Passionate about language and culture, Eric Johnson has gone on to reach a high point in the anthropological world after spending years in the field of education. He has been elected to the American Anthropological Association’s Committee for Human Rights for a term of three years beginning this fall.
Johnson’s ascent to the committee began at Western Washington University, where he studied anthropology, Spanish and education. Upon graduating, he came to Arizona to teach Spanish and English as a second language at Apache Junction High School. After four years of teaching, Johnson decided to return to the classroom as a graduate student and enrolled in the sociocultural anthropology program at Arizona State University. He obtained his doctorate through ASU’s School of Human Evolution and Social Change in the College of Liberal Arts and Sciences.
Johnson has never stopped engaging and investing in bilingual students. His wife, Angela, teaches bilingual language arts at a local middle school and together the Johnsons enjoy making visits to the homes of students and participating in extracurricular activities with them. Eric Johnson is also involved with other schools and minority education programs.
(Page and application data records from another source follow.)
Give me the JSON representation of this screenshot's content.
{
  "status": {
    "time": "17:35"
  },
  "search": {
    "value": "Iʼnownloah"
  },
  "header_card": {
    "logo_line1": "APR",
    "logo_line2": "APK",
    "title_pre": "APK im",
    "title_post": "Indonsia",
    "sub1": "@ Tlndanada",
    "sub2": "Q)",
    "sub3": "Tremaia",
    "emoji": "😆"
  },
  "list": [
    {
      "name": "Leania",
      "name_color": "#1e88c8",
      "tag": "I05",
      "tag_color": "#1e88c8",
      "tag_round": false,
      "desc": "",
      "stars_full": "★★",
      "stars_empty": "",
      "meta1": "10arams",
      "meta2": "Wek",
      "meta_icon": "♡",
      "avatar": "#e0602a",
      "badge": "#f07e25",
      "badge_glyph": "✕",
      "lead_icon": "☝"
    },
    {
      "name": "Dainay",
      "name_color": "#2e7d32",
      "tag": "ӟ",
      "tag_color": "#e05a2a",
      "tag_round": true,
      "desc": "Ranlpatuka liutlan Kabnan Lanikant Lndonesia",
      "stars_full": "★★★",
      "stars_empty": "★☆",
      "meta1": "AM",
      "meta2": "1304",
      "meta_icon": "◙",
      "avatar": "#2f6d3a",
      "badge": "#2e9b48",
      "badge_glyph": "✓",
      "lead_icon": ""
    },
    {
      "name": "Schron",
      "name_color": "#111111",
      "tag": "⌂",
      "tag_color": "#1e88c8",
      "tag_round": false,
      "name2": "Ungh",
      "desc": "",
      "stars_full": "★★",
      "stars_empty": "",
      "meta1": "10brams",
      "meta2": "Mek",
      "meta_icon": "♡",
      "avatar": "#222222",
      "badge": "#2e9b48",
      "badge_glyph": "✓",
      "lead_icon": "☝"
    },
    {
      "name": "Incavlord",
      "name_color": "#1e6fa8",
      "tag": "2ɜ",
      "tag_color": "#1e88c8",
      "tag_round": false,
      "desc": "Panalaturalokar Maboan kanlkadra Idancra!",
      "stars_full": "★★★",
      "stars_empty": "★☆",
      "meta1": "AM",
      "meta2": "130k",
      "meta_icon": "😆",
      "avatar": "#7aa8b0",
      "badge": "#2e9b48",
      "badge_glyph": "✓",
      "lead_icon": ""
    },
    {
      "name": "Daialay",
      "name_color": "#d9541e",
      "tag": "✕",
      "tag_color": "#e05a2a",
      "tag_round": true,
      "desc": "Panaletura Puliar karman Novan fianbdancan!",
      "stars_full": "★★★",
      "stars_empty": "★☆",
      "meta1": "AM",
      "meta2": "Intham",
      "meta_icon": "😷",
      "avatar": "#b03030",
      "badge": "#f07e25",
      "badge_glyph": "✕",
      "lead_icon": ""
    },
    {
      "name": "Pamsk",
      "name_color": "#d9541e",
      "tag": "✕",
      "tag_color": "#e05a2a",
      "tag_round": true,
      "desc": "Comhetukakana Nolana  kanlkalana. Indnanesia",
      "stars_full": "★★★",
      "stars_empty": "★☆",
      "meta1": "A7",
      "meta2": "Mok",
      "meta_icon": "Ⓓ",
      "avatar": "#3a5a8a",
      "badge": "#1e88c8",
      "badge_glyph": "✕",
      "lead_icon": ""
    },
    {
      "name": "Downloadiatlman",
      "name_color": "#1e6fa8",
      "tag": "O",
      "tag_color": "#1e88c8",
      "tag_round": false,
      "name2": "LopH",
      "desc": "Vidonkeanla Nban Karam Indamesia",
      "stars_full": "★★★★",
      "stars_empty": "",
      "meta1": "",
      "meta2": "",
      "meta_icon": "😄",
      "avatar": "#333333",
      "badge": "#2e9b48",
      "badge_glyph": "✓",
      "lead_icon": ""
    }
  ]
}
“Eric has shown an incredible commitment to making education and English language learning better for Latino students. He taught students with AmeriCorps in Phoenix central barrios and has centered his research on language and literacy with them. He has an unbelievable rapport with the students,” said Elizabeth Brandt, professor of anthropology and linguistics at ASU. Brandt was the chair of Johnson’s doctoral committee and has kept in contact.
Now an assistant professor of bilingual/ESL education at Washington State University, Johnson works with students who are either teachers or pre-service teachers. He is involved with designing home visit strategies, exposing K-12 students to higher education and collaborating with local students, families and educators on issues surrounding language policies and programs. Trying to balance the responsibilities of his research, teaching and service with his commitments to schools and minority education programs can be difficult; however, Johnson finds it fulfilling that his lessons are directly applied to the students and their families in local schools.
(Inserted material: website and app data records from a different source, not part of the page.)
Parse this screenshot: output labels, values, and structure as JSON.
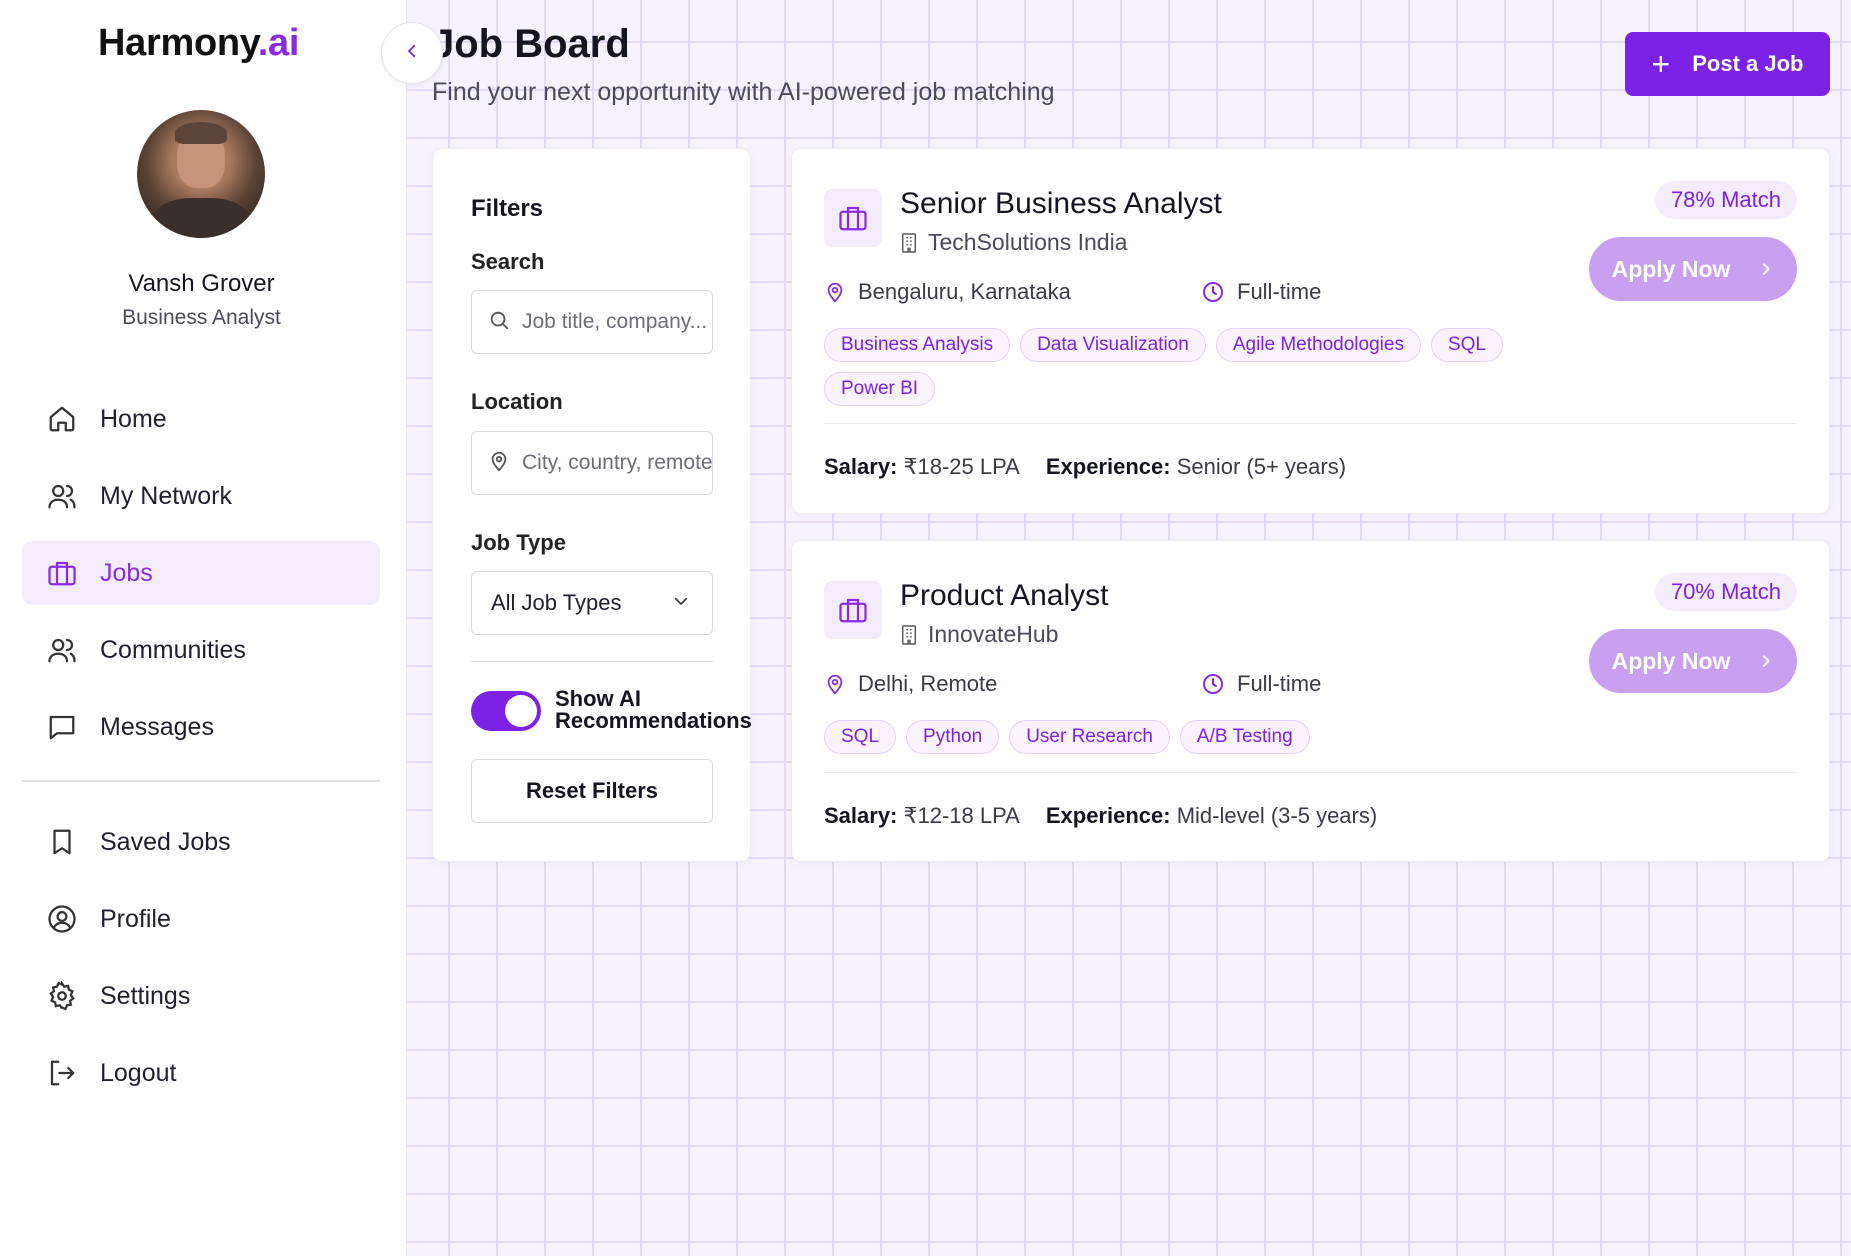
{
  "brand": {
    "name": "Harmony",
    "suffix": ".ai"
  },
  "user": {
    "name": "Vansh Grover",
    "role": "Business Analyst"
  },
  "nav": [
    {
      "label": "Home",
      "icon": "home-icon",
      "active": false
    },
    {
      "label": "My Network",
      "icon": "users-icon",
      "active": false
    },
    {
      "label": "Jobs",
      "icon": "briefcase-icon",
      "active": true
    },
    {
      "label": "Communities",
      "icon": "users-icon",
      "active": false
    },
    {
      "label": "Messages",
      "icon": "message-icon",
      "active": false
    }
  ],
  "nav2": [
    {
      "label": "Saved Jobs",
      "icon": "bookmark-icon"
    },
    {
      "label": "Profile",
      "icon": "user-circle-icon"
    },
    {
      "label": "Settings",
      "icon": "gear-icon"
    },
    {
      "label": "Logout",
      "icon": "logout-icon"
    }
  ],
  "header": {
    "title": "Job Board",
    "subtitle": "Find your next opportunity with AI-powered job matching",
    "post_button": "Post a Job"
  },
  "filters": {
    "title": "Filters",
    "search_label": "Search",
    "search_placeholder": "Job title, company...",
    "location_label": "Location",
    "location_placeholder": "City, country, remote...",
    "job_type_label": "Job Type",
    "job_type_value": "All Job Types",
    "ai_toggle_label": "Show AI Recommendations",
    "ai_toggle_on": true,
    "reset_label": "Reset Filters"
  },
  "jobs": [
    {
      "title": "Senior Business Analyst",
      "company": "TechSolutions India",
      "match": "78% Match",
      "apply_label": "Apply Now",
      "location": "Bengaluru, Karnataka",
      "type": "Full-time",
      "tags": [
        "Business Analysis",
        "Data Visualization",
        "Agile Methodologies",
        "SQL",
        "Power BI"
      ],
      "salary_label": "Salary:",
      "salary": "₹18-25 LPA",
      "experience_label": "Experience:",
      "experience": "Senior (5+ years)"
    },
    {
      "title": "Product Analyst",
      "company": "InnovateHub",
      "match": "70% Match",
      "apply_label": "Apply Now",
      "location": "Delhi, Remote",
      "type": "Full-time",
      "tags": [
        "SQL",
        "Python",
        "User Research",
        "A/B Testing"
      ],
      "salary_label": "Salary:",
      "salary": "₹12-18 LPA",
      "experience_label": "Experience:",
      "experience": "Mid-level (3-5 years)"
    }
  ],
  "colors": {
    "accent": "#7c22e6",
    "accent_light": "#f3ecfd",
    "apply_button": "#c99ff0"
  }
}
His extraordinary interest in promoting language and education issues earned him a letter of support for the AAA Committee for Human Rights from the Society of Linguistic Anthropology. The AAA is one of the world’s premier organizations for those working in – or interested in – the field of anthropology; it focuses on the publication and promotion of anthropological information. Johnson’s election to the committee will mainly involve discussions of major issues concerning human rights violations around the globe and drafting position statements to inform the president of the AAA during two yearly meetings. This can lead to larger human rights discussions involving international governments and agencies.
Johnson believes that students considering a career in sociocultural anthropology should focus on the connection between language and culture. He stated, “Taking multiple courses in linguistics will definitely help students and practicing anthropologists understand the various approaches to analyzing how language use shapes – and is shaped by – larger social factors.” Making these connections can help in academic and professional settings. He also encourages students to take a second language. He believes this not only increases international relation abilities, but the process of learning a language also “demonstrates the intricate nature of language acquisition.”
Johnson has presented at international conferences and has contributed to professional journals and tomes, including the Journal of Borderland Education, Arizona Anthropologist and the Encyclopedia of Bilingual Education.
Currently, he is concerned with researching and publishing articles regarding language policies, immigration and education and is still deciding what his future will hold. He would like to become more involved in international organizations that deal with language rights and education, and to establish a center for immigrant education rights.
Victoria Dombrowski, firstname.lastname@example.org
School of Human Evolution and Social Change